It thus appears that a Lake Nyos–type threat is unlikely at this time, but the finding is still of keen interest. The question of whether continued buildup can occur, and whether this can be self-stabilizing with a growing density contrast, yet remains. The site is remarkable as an example of extreme ocean acidification and its challenge to marine life. The observations clearly show marked corrosiveness to carbonate shells as the pH declines, and more complex forms of marine life are absent at depth in the crater. The lack of a sharp upper boundary and the more gradual decline of pH provide an elegant natural laboratory for ocean acidification research, complementing the opportunities at vents in other Mediterranean locations (Hall-Spencer et al., 2008) by providing gradients over a greater depth range.

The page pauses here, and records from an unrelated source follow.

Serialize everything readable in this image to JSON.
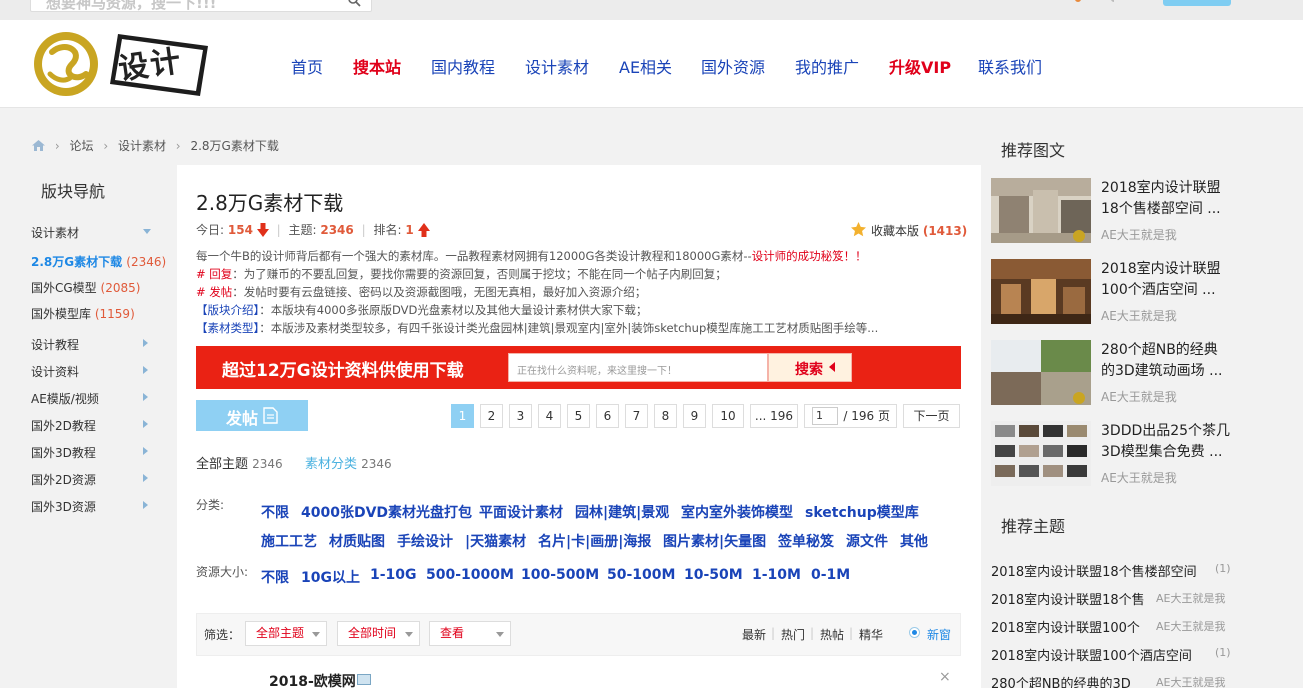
{
  "top_search": {
    "placeholder": "想要神马资源，搜一下!!!"
  },
  "logo": {
    "text": "设计"
  },
  "nav": [
    "首页",
    "搜本站",
    "国内教程",
    "设计素材",
    "AE相关",
    "国外资源",
    "我的推广",
    "升级VIP",
    "联系我们"
  ],
  "breadcrumb": [
    "论坛",
    "设计素材",
    "2.8万G素材下载"
  ],
  "sidebar": {
    "title": "版块导航",
    "items": [
      {
        "label": "设计素材",
        "count": ""
      },
      {
        "label": "2.8万G素材下载",
        "count": "(2346)"
      },
      {
        "label": "国外CG模型",
        "count": "(2085)"
      },
      {
        "label": "国外模型库",
        "count": "(1159)"
      },
      {
        "label": "设计教程",
        "count": ""
      },
      {
        "label": "设计资料",
        "count": ""
      },
      {
        "label": "AE模版/视频",
        "count": ""
      },
      {
        "label": "国外2D教程",
        "count": ""
      },
      {
        "label": "国外3D教程",
        "count": ""
      },
      {
        "label": "国外2D资源",
        "count": ""
      },
      {
        "label": "国外3D资源",
        "count": ""
      }
    ]
  },
  "forum": {
    "title": "2.8万G素材下载",
    "today_label": "今日:",
    "today": "154",
    "topics_label": "主题:",
    "topics": "2346",
    "rank_label": "排名:",
    "rank": "1",
    "favorite_label": "收藏本版",
    "favorite_count": "(1413)",
    "desc1_a": "每一个牛B的设计师背后都有一个强大的素材库。一品教程素材网拥有12000G各类设计教程和18000G素材--",
    "desc1_b": "设计师的成功秘笈！！",
    "desc2_a": "# 回复",
    "desc2_b": "：为了赚币的不要乱回复，要找你需要的资源回复，否则属于挖坟；不能在同一个帖子内刷回复；",
    "desc3_a": "# 发帖",
    "desc3_b": "：发帖时要有云盘链接、密码以及资源截图哦，无图无真相，最好加入资源介绍；",
    "desc4_a": "【版块介绍】",
    "desc4_b": "：本版块有4000多张原版DVD光盘素材以及其他大量设计素材供大家下载；",
    "desc5_a": "【素材类型】",
    "desc5_b": "：本版涉及素材类型较多，有四千张设计类光盘园林|建筑|景观室内|室外|装饰sketchup模型库施工工艺材质贴图手绘等..."
  },
  "banner": {
    "text": "超过12万G设计资料供使用下载",
    "placeholder": "正在找什么资料呢，来这里搜一下！",
    "button": "搜索"
  },
  "post_button": "发帖",
  "pagination": {
    "pages": [
      "1",
      "2",
      "3",
      "4",
      "5",
      "6",
      "7",
      "8",
      "9",
      "10",
      "... 196"
    ],
    "current": "1",
    "input_value": "1",
    "total": "/ 196 页",
    "next": "下一页"
  },
  "tabs": {
    "all_label": "全部主题",
    "all_count": "2346",
    "cat_label": "素材分类",
    "cat_count": "2346"
  },
  "filters": {
    "category_label": "分类:",
    "categories_row1": [
      "不限",
      "4000张DVD素材光盘打包",
      "平面设计素材",
      "园林|建筑|景观",
      "室内室外装饰模型",
      "sketchup模型库"
    ],
    "categories_row2": [
      "施工工艺",
      "材质贴图",
      "手绘设计",
      "|天猫素材",
      "名片|卡|画册|海报",
      "图片素材|矢量图",
      "签单秘笈",
      "源文件",
      "其他"
    ],
    "size_label": "资源大小:",
    "sizes": [
      "不限",
      "10G以上",
      "1-10G",
      "500-1000M",
      "100-500M",
      "50-100M",
      "10-50M",
      "1-10M",
      "0-1M"
    ]
  },
  "filter_bar": {
    "label": "筛选：",
    "select1": "全部主题",
    "select2": "全部时间",
    "select3": "查看",
    "sorts": [
      "最新",
      "热门",
      "热帖",
      "精华"
    ],
    "new_window": "新窗"
  },
  "first_row": {
    "title": "2018-欧模网"
  },
  "right": {
    "rec_title": "推荐图文",
    "rec_items": [
      {
        "title": "2018室内设计联盟18个售楼部空间 ...",
        "author": "AE大王就是我"
      },
      {
        "title": "2018室内设计联盟100个酒店空间 ...",
        "author": "AE大王就是我"
      },
      {
        "title": "280个超NB的经典的3D建筑动画场 ...",
        "author": "AE大王就是我"
      },
      {
        "title": "3DDD出品25个茶几3D模型集合免费 ...",
        "author": "AE大王就是我"
      }
    ],
    "topic_title": "推荐主题",
    "topics": [
      {
        "title": "2018室内设计联盟18个售楼部空间",
        "right": "(1)"
      },
      {
        "title": "2018室内设计联盟18个售",
        "right": "AE大王就是我"
      },
      {
        "title": "2018室内设计联盟100个",
        "right": "AE大王就是我"
      },
      {
        "title": "2018室内设计联盟100个酒店空间",
        "right": "(1)"
      },
      {
        "title": "280个超NB的经典的3D",
        "right": "AE大王就是我"
      }
    ]
  },
  "colors": {
    "link_blue": "#1a44b8",
    "accent_red": "#e0001a",
    "light_blue": "#8fd0f3",
    "count_orange": "#e05a3a"
  }
}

Carey et al. do not provide dissolved oxygen measurements, but the combination of high CO2 and lower O2 provides a powerful challenge to marine life and the O2 gradients would be of great interest.